%%

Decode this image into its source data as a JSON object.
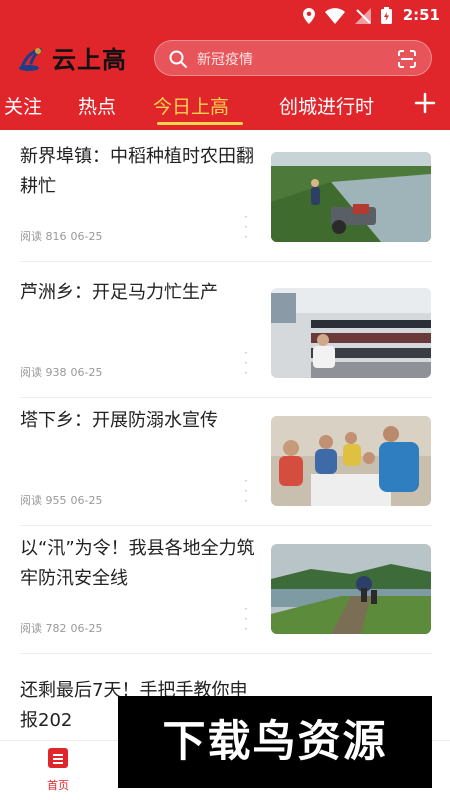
{
  "status": {
    "time": "2:51"
  },
  "app": {
    "name": "云上高"
  },
  "search": {
    "placeholder": "新冠疫情"
  },
  "tabs": [
    {
      "label": "关注"
    },
    {
      "label": "热点"
    },
    {
      "label": "今日上高",
      "active": true
    },
    {
      "label": "创城进行时"
    }
  ],
  "articles": [
    {
      "title": "新界埠镇：中稻种植时农田翻耕忙",
      "reads": "阅读 816",
      "date": "06-25"
    },
    {
      "title": "芦洲乡：开足马力忙生产",
      "reads": "阅读 938",
      "date": "06-25"
    },
    {
      "title": "塔下乡：开展防溺水宣传",
      "reads": "阅读 955",
      "date": "06-25"
    },
    {
      "title": "以“汛”为令！我县各地全力筑牢防汛安全线",
      "reads": "阅读 782",
      "date": "06-25"
    },
    {
      "title": "还剩最后7天！手把手教你申报202"
    }
  ],
  "bottom_nav": {
    "home_label": "首页"
  },
  "watermark": "下载鸟资源",
  "colors": {
    "brand": "#e0252b",
    "active_tab": "#ffd54f"
  }
}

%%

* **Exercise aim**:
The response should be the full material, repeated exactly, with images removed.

* **Written response**:
Decode this image into its source data as a JSON object.
{
  "status": {
    "time": "2:51"
  },
  "app": {
    "name": "云上高"
  },
  "search": {
    "placeholder": "新冠疫情"
  },
  "tabs": [
    {
      "label": "关注"
    },
    {
      "label": "热点"
    },
    {
      "label": "今日上高",
      "active": true
    },
    {
      "label": "创城进行时"
    }
  ],
  "articles": [
    {
      "title": "新界埠镇：中稻种植时农田翻耕忙",
      "reads": "阅读 816",
      "date": "06-25"
    },
    {
      "title": "芦洲乡：开足马力忙生产",
      "reads": "阅读 938",
      "date": "06-25"
    },
    {
      "title": "塔下乡：开展防溺水宣传",
      "reads": "阅读 955",
      "date": "06-25"
    },
    {
      "title": "以“汛”为令！我县各地全力筑牢防汛安全线",
      "reads": "阅读 782",
      "date": "06-25"
    },
    {
      "title": "还剩最后7天！手把手教你申报202"
    }
  ],
  "bottom_nav": {
    "home_label": "首页"
  },
  "watermark": "下载鸟资源",
  "colors": {
    "brand": "#e0252b",
    "active_tab": "#ffd54f"
  }
}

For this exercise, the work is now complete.